Community property means that you and your spouse will share the property and income acquired during your marriage. Your primary residence may well be part of your pool of community property.
While your home itself is likely worth thousands of dollars, the oil and gas lease attached to it could also be a source of ongoing revenue or added property value, depending on the circumstances.
How can you determine a fair and appropriate financial value for your mineral leasing rights when you divorce in Texas?
Industry professionals have a standard
If you were to talk to those working in the oil and gas industry, they might share with you a basic formula that many individuals and companies use to value these rights at different properties. They consider the current cash flow for that property and then multiply it by three.

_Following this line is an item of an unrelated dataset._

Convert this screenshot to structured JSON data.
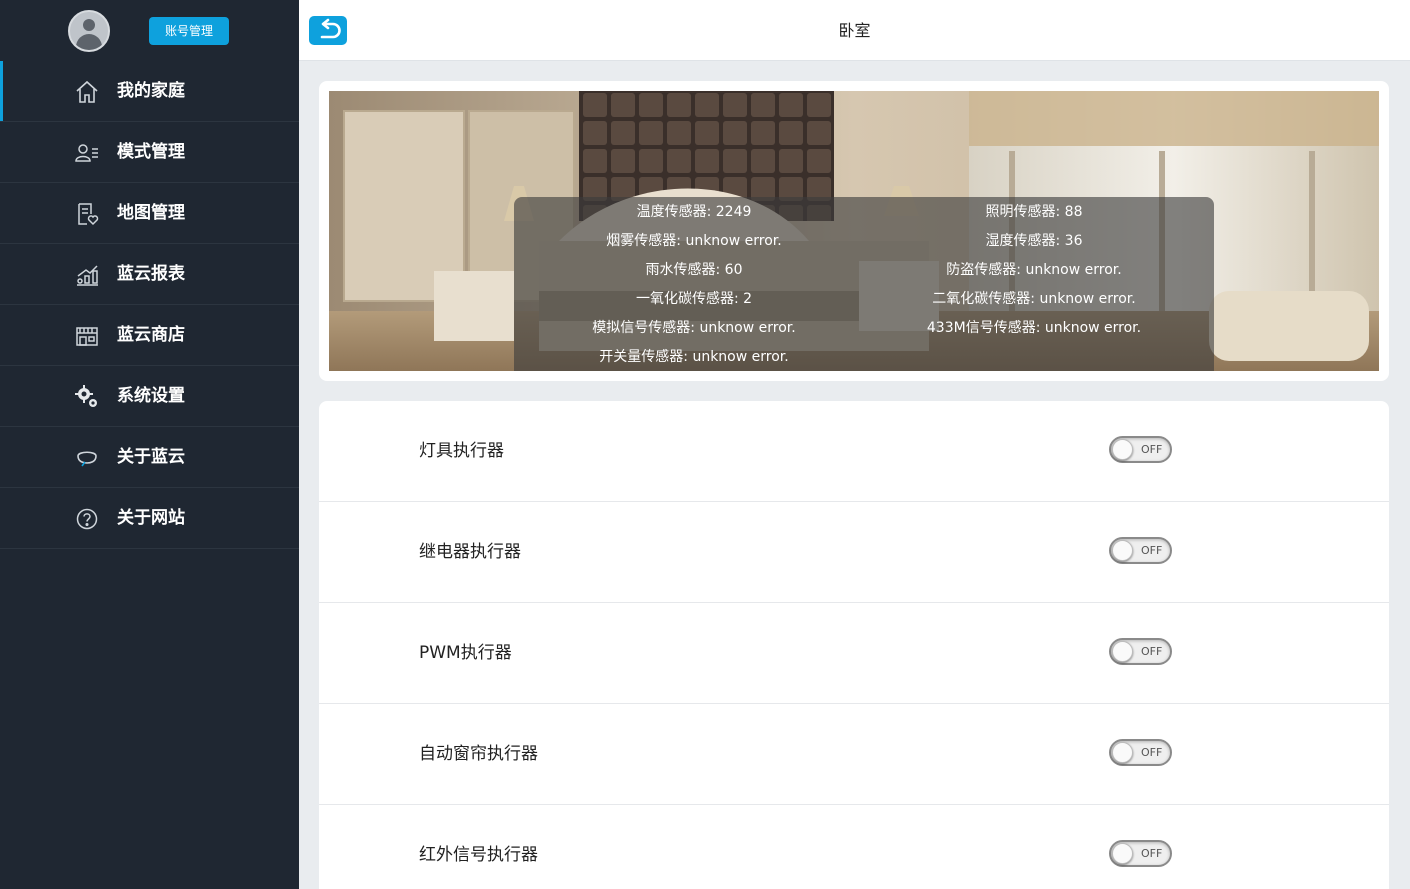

While this approach can work well for a property already producing, it may not be the best solution for a potentially lucrative but as of yet untapped reserve. If there isn’t cash flow to use for an estimate, then you may need to look instead at what the lease itself will provide for the household in the next few years.
Even when there is cash flow, this model could undervalue the lease, which is important to realize. Establishing a realistic financial value for the property and not just looking at old paperwork or making assumptions will help you protect yourself as you plan for divorce.